Although I would like to point out that there's quite a big difference between NiP and Complexity for that qualifier especially, because we hadn't been around for that long when the Shanghai qualifier hit. Which would not make it as big of a blow I think, but still, never fun finishing third or fourth in such a substantial qualifier.
Handsken (middle front) with former NiP team-mates at D2CL Season V (Image by @MalystryxGDS)
That's a good way to look at it. Looking ahead to the Shanghai Major, what are you most excited about? Who do you see doing better East or West?
CoL.Handsken: I'm excited to see what the Valve events are like, but most of all im looking forward to showing the other teams and community what we've got! (smiles) It's much more of a hard call this time around that it has previously been.
I was very impressed with some of the Chinese teams at MDL, and I think they are going to do well, at the same time, the western top teams have been looking solid, as well as some of the newer teams shining a bit more recently.
Where do you expect to finish at the Majors? What would be a good result for you guys?

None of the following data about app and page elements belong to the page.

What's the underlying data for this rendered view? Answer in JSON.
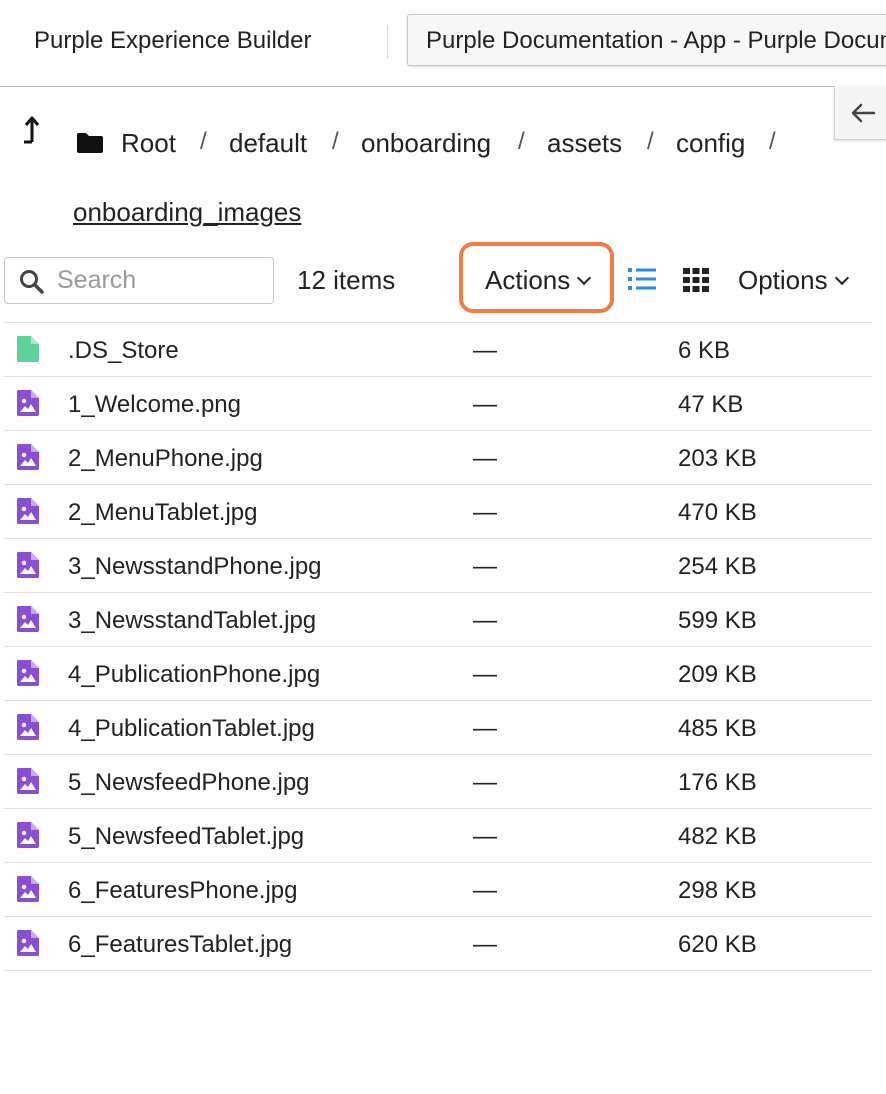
{
  "header": {
    "app_title": "Purple Experience Builder",
    "app_selector": "Purple Documentation - App - Purple Documentation"
  },
  "breadcrumb": {
    "items": [
      "Root",
      "default",
      "onboarding",
      "assets",
      "config"
    ],
    "separator": "/",
    "current": "onboarding_images"
  },
  "toolbar": {
    "search_placeholder": "Search",
    "item_count": "12 items",
    "actions_label": "Actions",
    "options_label": "Options",
    "highlight_color": "#f47b45",
    "list_view_color": "#2a8ae8"
  },
  "files": [
    {
      "name": ".DS_Store",
      "modified": "—",
      "size": "6 KB",
      "icon": "generic-file-icon"
    },
    {
      "name": "1_Welcome.png",
      "modified": "—",
      "size": "47 KB",
      "icon": "image-file-icon"
    },
    {
      "name": "2_MenuPhone.jpg",
      "modified": "—",
      "size": "203 KB",
      "icon": "image-file-icon"
    },
    {
      "name": "2_MenuTablet.jpg",
      "modified": "—",
      "size": "470 KB",
      "icon": "image-file-icon"
    },
    {
      "name": "3_NewsstandPhone.jpg",
      "modified": "—",
      "size": "254 KB",
      "icon": "image-file-icon"
    },
    {
      "name": "3_NewsstandTablet.jpg",
      "modified": "—",
      "size": "599 KB",
      "icon": "image-file-icon"
    },
    {
      "name": "4_PublicationPhone.jpg",
      "modified": "—",
      "size": "209 KB",
      "icon": "image-file-icon"
    },
    {
      "name": "4_PublicationTablet.jpg",
      "modified": "—",
      "size": "485 KB",
      "icon": "image-file-icon"
    },
    {
      "name": "5_NewsfeedPhone.jpg",
      "modified": "—",
      "size": "176 KB",
      "icon": "image-file-icon"
    },
    {
      "name": "5_NewsfeedTablet.jpg",
      "modified": "—",
      "size": "482 KB",
      "icon": "image-file-icon"
    },
    {
      "name": "6_FeaturesPhone.jpg",
      "modified": "—",
      "size": "298 KB",
      "icon": "image-file-icon"
    },
    {
      "name": "6_FeaturesTablet.jpg",
      "modified": "—",
      "size": "620 KB",
      "icon": "image-file-icon"
    }
  ],
  "colors": {
    "generic_file": "#5fd39a",
    "image_file": "#8a4fd0"
  }
}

CoL.Handsken: Top 6 would be a good result, considering we're still quite a new team. For TI we want to be considered some of the best in the world.
Confident! If you had to convert people to be Complexity fans for this Shanghai Major, what would you say to them?
CoL.Handsken: Stay what? (
???) It's something that swindle and the guys kept doing in HoN when they were under the name StayGreen. They would make a chant, that all the fans would join in on 'Stay what? Stay Green!' we've been keeping this one even on dota, or well they have, I'm the new guy (smiles).
Alright so any Twitch chat residents should go for that when it gets underway. Thanks for your time Handsken, any words for the soon-to-be complexity fans?
CoL.Handsken: Just thanks for continued support (smiles).
If you want to follow Handsken you can find him on Twitter.